Tuesday, July 1, 2014

Every Voice Matters, Especially in July

By Corrine Ruth, NAMI Policy Intern

Sergio Aguilar-Gaxiola, M.D., NAMI California 1st Vice President;
Caliph Assagai, Legislation and Public Policy Director; Jessica Cruz,
NAMI California Executive Director; Assemblyman Sebastian Ridley-
Thomas, chair of the Assembly Select Committee on Mental and
Behavioral Health.

In 2008, Congress declared July as National Minority Mental Health Awareness Month (NMMHAM) in honor of author and advocate, Bebe Moore Campbell. Her close experience with a family member living with a severe mental health condition compelled Campbell to write multiple books on the topics of mental illness, treatment and recovery within a family setting. But she did not stop there.

Campbell fervently believed that the national dialogue surrounding mental illness should acknowledge diverse communities. She became a prominent advocate for mental health education and support for minority populations. NMMHAM is inspired by Campbell’s efforts to include people of all communities and backgrounds in the national conversation on mental illness and increase awareness of mental health issues that, without distinction, affect us all.

Minority Mental Health Is Not a Minor Issue

As Campbell emphasized, mental illness is associated with unique concerns for minority groups. Research shows that stigma towards mental illness is especially high in minority communities, making it more difficult for individuals to talk about their concerns with family members and peers and discouraging them from seeking treatment. In Campbell’s own words, “People of color…feel the stigma more keenly. In a race-conscious society, some don't want to be perceived as having yet another deficit”. People from culturally diverse groups often face additional barriers to mental health care such as financial cost, accessibility of treatment and language difficulties.

Every person dealing with a mental health problem should have access to quality care. Every community should be aware of the importance of mental health, the sings of mental health conditions and where to find the support they need. This is why NMMHAM is an exceptional opportunity to spread the word about these issues, raise awareness and mobilize communities.

Let’s Celebrate!

During the month of July, to celebrate NMMHAM and honor Campbell’s legacy, NAMI State Organizations and Affiliates across the nation will be focusing on how we can better address the mental health needs of people from culturally diverse groups and increase awareness of minority mental health issues locally.

The celebration kicked off on June 26 with an exciting legislative event organized by NAMI California at the State Capitol building in Sacramento. Together with Assemblyman Sebastian Ridley-Thomas, NAMI California leaders presented a resolution proclaiming July as National Minority Mental Health Awareness Month state-wide.

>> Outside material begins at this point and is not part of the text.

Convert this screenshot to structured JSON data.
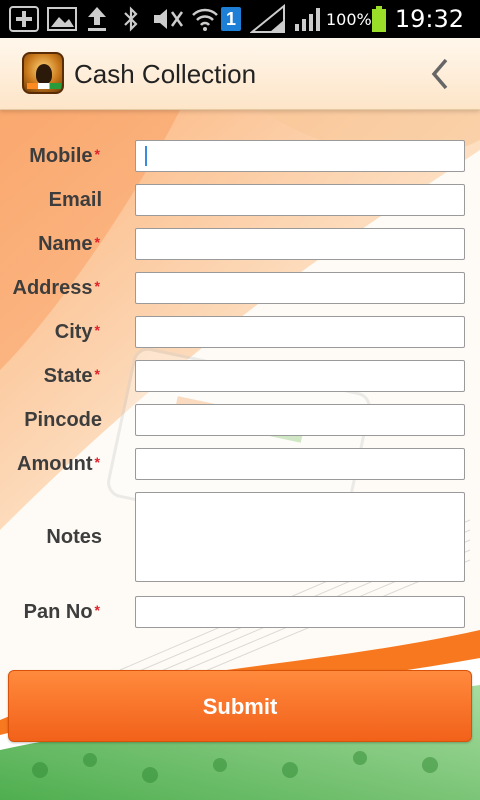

At the event, a variety of speakers testified to the importance of recognizing minority mental health, including Senator Jim Beall, who recently led efforts to enforce mental health parity in the state budget, and individuals from diverse backgrounds who shared their experiences dealing with mental illness.

Many additional exciting and creative events are planned for this month ranging from art shows and music festivals to educational presentations and forum discussions. We encourage you to join us in celebrating mental health awareness and diversity!  

Here are some suggestions for things that you can do to spread the word about the importance of minority mental health:

  • Share your unique story about how you or someone you love has been affected by mental illness to let others know that they are not alone. We’ve put together some tips about including information about your community when sharing your story for NMMHAM. 
  • Participate in our July 10 NMMHAM Celebration webinar on bridging the gaps in access to culturally competent mental health care and support for minority communities.
  • Share information about NMMHAM on your social media profile. “Like” the NMMHAM page on Facebook and use the hashtag #MinorityMentalHealth to join the conversation on Twitter. 
  • Visit for more resources and ideas on how to get involved.

Mental illness affects people of all cultures, identities and backgrounds. Let’s promote awareness and encourage understanding this July. Let’s make a difference.